Most of us study a foreign language in school for years, focusing on grammar and writing skills, reading books and writing essays, only to discover that we can’t put two words together when the situation requires it.
That’s why online platforms like Preply.com are so helpful!
If you want to learn Czech, for example, you could access this page https://preply.com/en/skype/czech-tutors and look for private tutors that could help you improve more than just your grammar and writing skills.
With that in mind, here’s why conversation activities are important and what you can do to improve your language.
The Importance Of Conversation Activities
Let’s face it: speaking and listening are at the heart of being fluent in any language. But, getting to the point where you have enough confidence to express yourself orally in that language takes a while and cannot be done without practice.
That is why putting yourself in situations where you have to speak the language and listen to others is crucial if you truly want to take your skills to the next level.
Some experts even claim that it’s quite easier to learn to read and write if you start by practicing your oral skills first.
Whichever tactic you choose, making sure that your study plan also includes frequent conversations is paramount. Just think about it: do you think piano players just concentrate on learning how to read sheets?
They practice playing the instrument until their hands fall off and they feel like they’ve finally got the hang of it.
You should do the same. After all, you won’t be able to write powerful essays if you can’t handle the conversational aspect of a language.
1. Quality Beats Quantity
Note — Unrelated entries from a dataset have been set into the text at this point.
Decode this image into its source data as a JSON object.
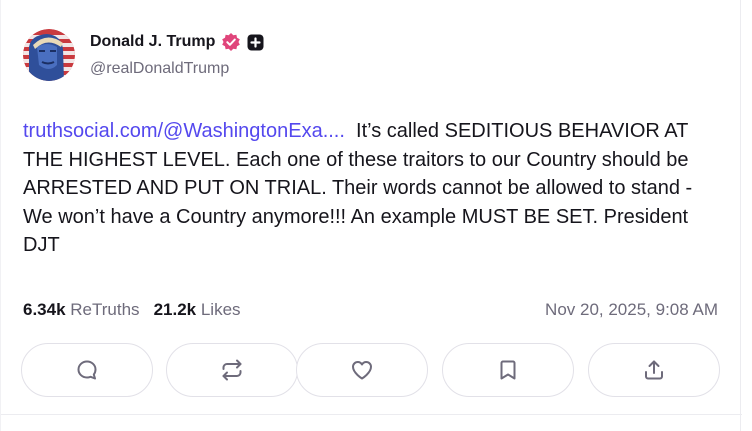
{
  "author": {
    "name": "Donald J. Trump",
    "handle": "@realDonaldTrump"
  },
  "post": {
    "link_text": "truthsocial.com/@WashingtonExa....",
    "body_line_1": "  It’s called SEDITIOUS",
    "body_rest": "BEHAVIOR AT THE HIGHEST LEVEL. Each one of these traitors to our Country should be ARRESTED AND PUT ON TRIAL. Their words cannot be allowed to stand - We won’t have a Country anymore!!! An example MUST BE SET. President DJT"
  },
  "stats": {
    "retruths_count": "6.34k",
    "retruths_label": "ReTruths",
    "likes_count": "21.2k",
    "likes_label": "Likes",
    "timestamp": "Nov 20, 2025, 9:08 AM"
  },
  "actions": [
    {
      "icon": "reply-icon"
    },
    {
      "icon": "retruth-icon"
    },
    {
      "icon": "like-icon"
    },
    {
      "icon": "bookmark-icon"
    },
    {
      "icon": "share-icon"
    }
  ],
  "colors": {
    "link": "#5448ee",
    "verified_badge": "#e0457b",
    "text_primary": "#16151c",
    "text_secondary": "#6e6b7b",
    "button_border": "#e2e1e8"
  }
}
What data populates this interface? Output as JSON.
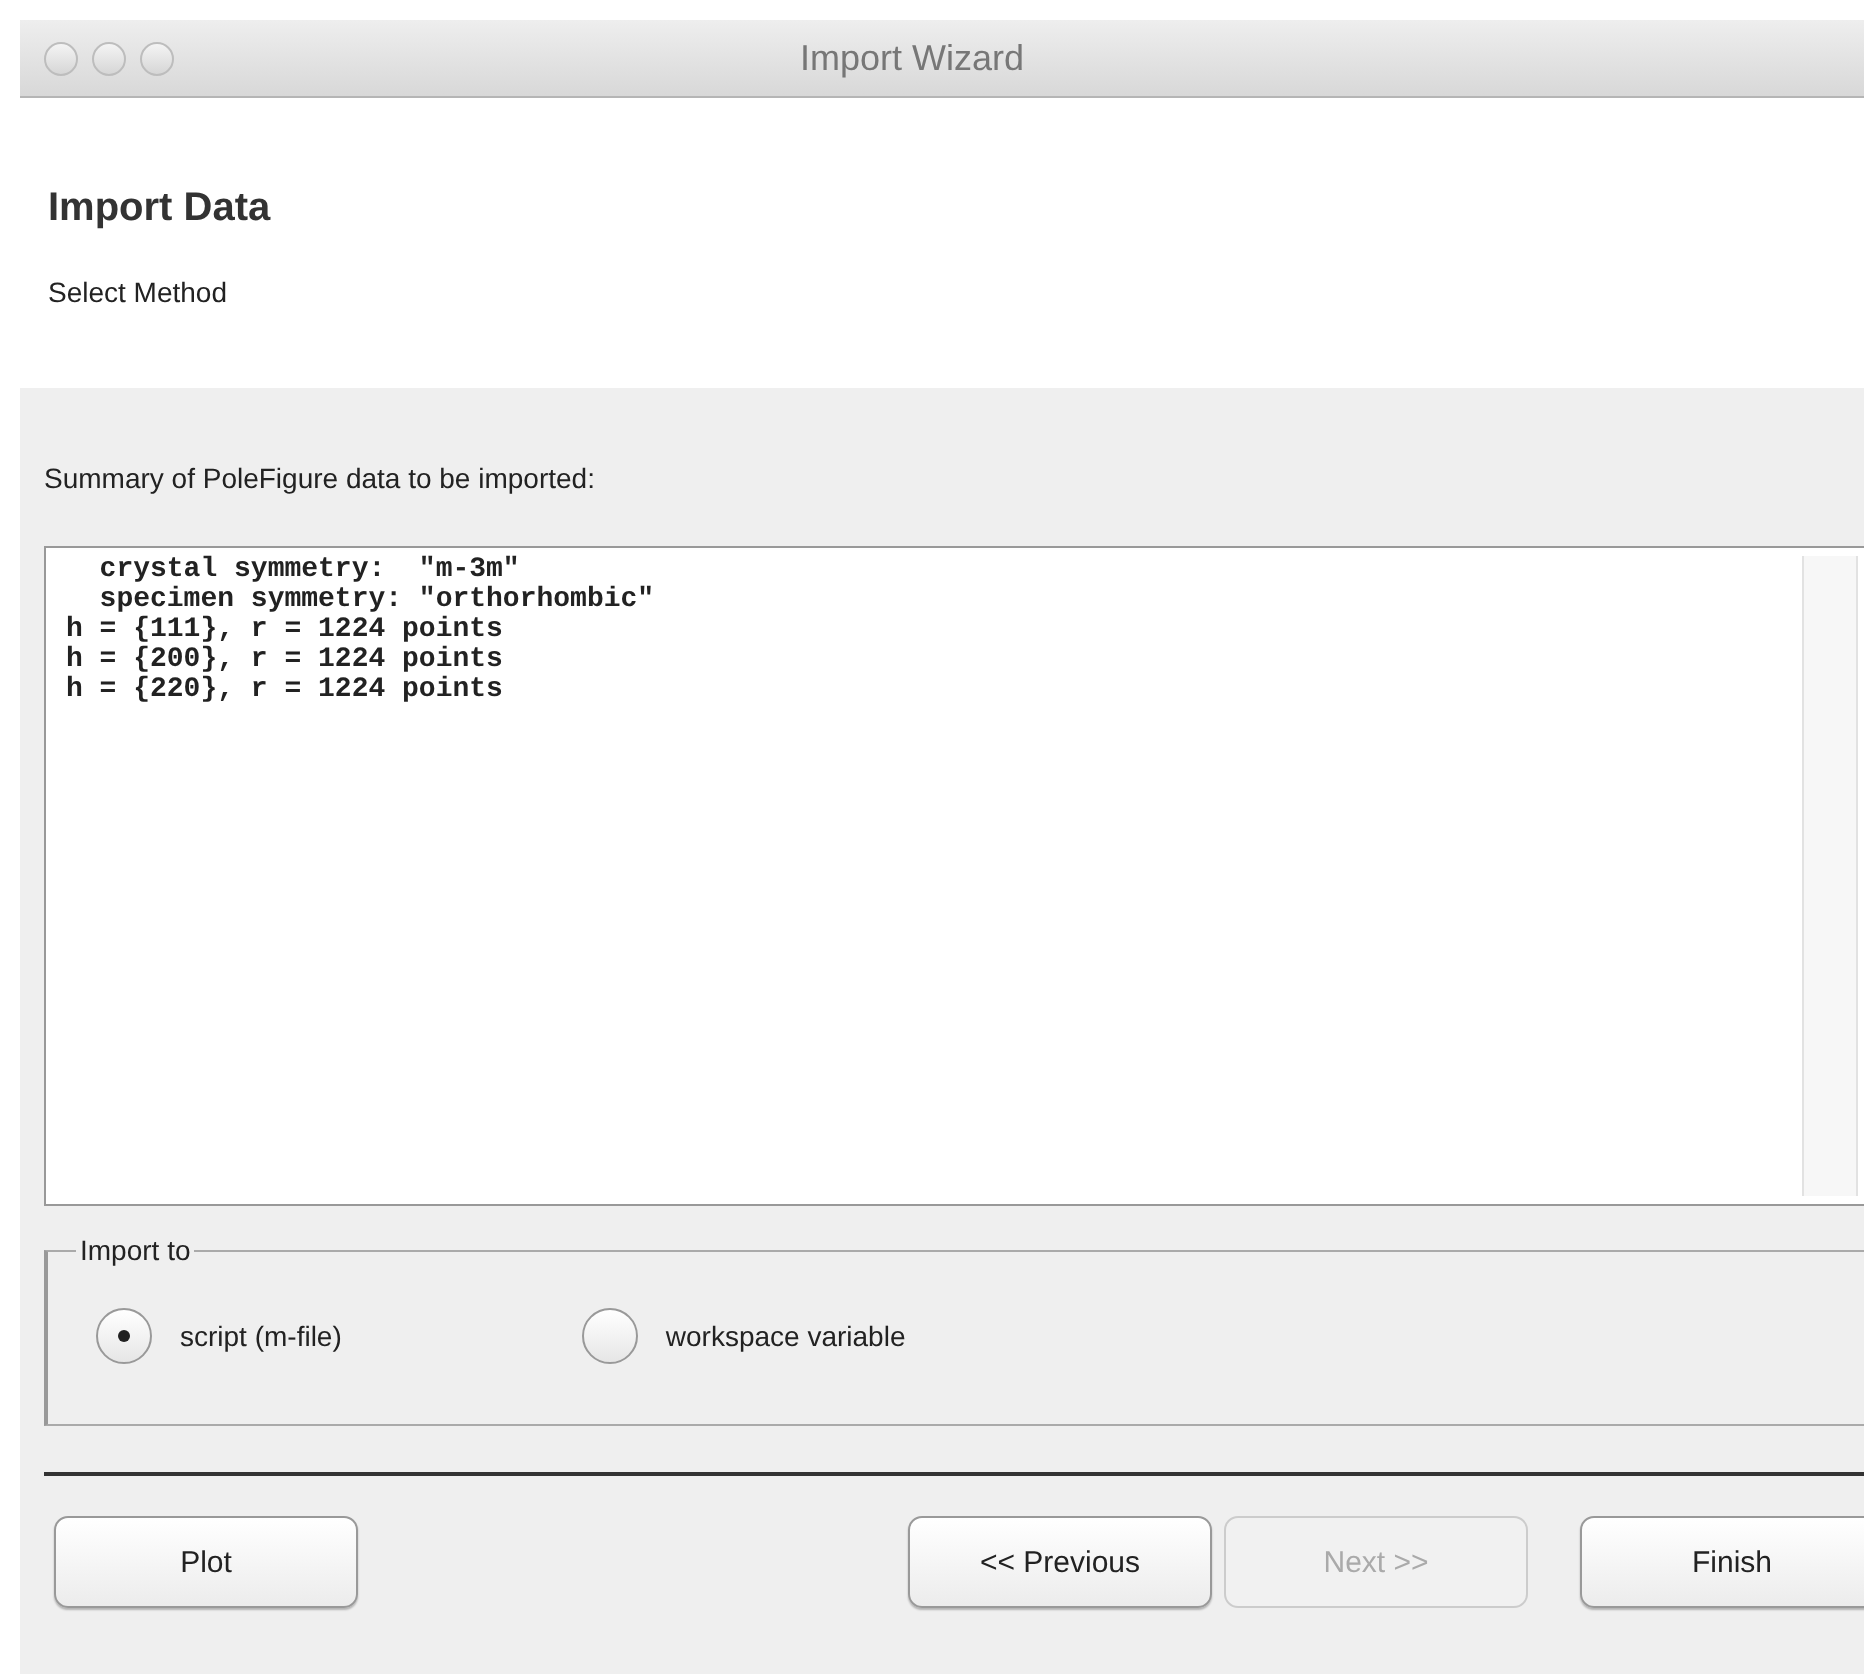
{
  "window": {
    "title": "Import Wizard"
  },
  "header": {
    "title": "Import Data",
    "subtitle": "Select Method"
  },
  "summary": {
    "label": "Summary of PoleFigure data to be imported:",
    "lines": [
      "  crystal symmetry:  \"m-3m\"",
      "  specimen symmetry: \"orthorhombic\"",
      "h = {111}, r = 1224 points",
      "h = {200}, r = 1224 points",
      "h = {220}, r = 1224 points"
    ]
  },
  "import_to": {
    "label": "Import to",
    "options": [
      {
        "label": "script (m-file)",
        "selected": true
      },
      {
        "label": "workspace variable",
        "selected": false
      }
    ]
  },
  "left_buttons": [
    {
      "label": "Plot",
      "disabled": false
    }
  ],
  "right_buttons": [
    {
      "label": "<< Previous",
      "disabled": false
    },
    {
      "label": "Next >>",
      "disabled": true
    },
    {
      "label": "Finish",
      "disabled": false
    }
  ]
}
So now that we’ve established how crucial conversations are, we should also stress the importance of their quality.
Listen-and-repeat schemes may work when you’re a complete beginner, and you’re having your first contact with the language in question, but if you want to get better at it, you should try to use what you’ve learned so far, from vocabulary to grammar.
And don’t worry about butchering the language!
You will do it anyway, at least when you first open your mouth and start getting used to expressing yourself.
But it’s natural, everyone does it, and it’s expected to be this way, especially if it’s a completely different language than your native one.
Go ahead and talk to anyone you think you would enjoy having a conversation with, whether it’s a close friend or just a study buddy.
If you’re wondering what the best conversation activities are, here are a few examples that can get you started.
2. Sing Songs
If you and your friends are fans of karaoke, you’re going to love this.
Prepare a few foreign songs and then battle to see which one does the best interpretation, pronunciation-wise. A little competition will make you put some real effort in it and pay attention to how the words sound.
Or, if you want to make everything more fun, you can pick an English song, translate it into your foreign language of choice, and then try to sing it in that language. You will find it’s quite difficult to translate some lyrics.
3. Go Shopping
This tactic works best if you’re traveling and find yourself in real-life situations. But if you’re not, you can still work on your skills at home.
Pretend you’re a salesman and your friend is the client or vice-versa, and try persuading him to buy your products.
You will have to pitch whatever it is you’re selling and make a note of all its benefits and how it would change your supposed client’s life.
The activity will seriously work on your vocabulary skills, as well as force you to adapt to your interlocutor.
This Or That
Play a game where you ask life-and-death questions, such as “Chocolate or Vanilla?” or “Ketchup or Mustard?” Not only will you expand your vocabulary, but you will also learn new things you didn’t know about your friends.
There are countless ways you could work on your oral skills.
In the end, the person you choose as a partner and the things you talk about are not as important as the fact that you do it.
So, go out there and start practicing!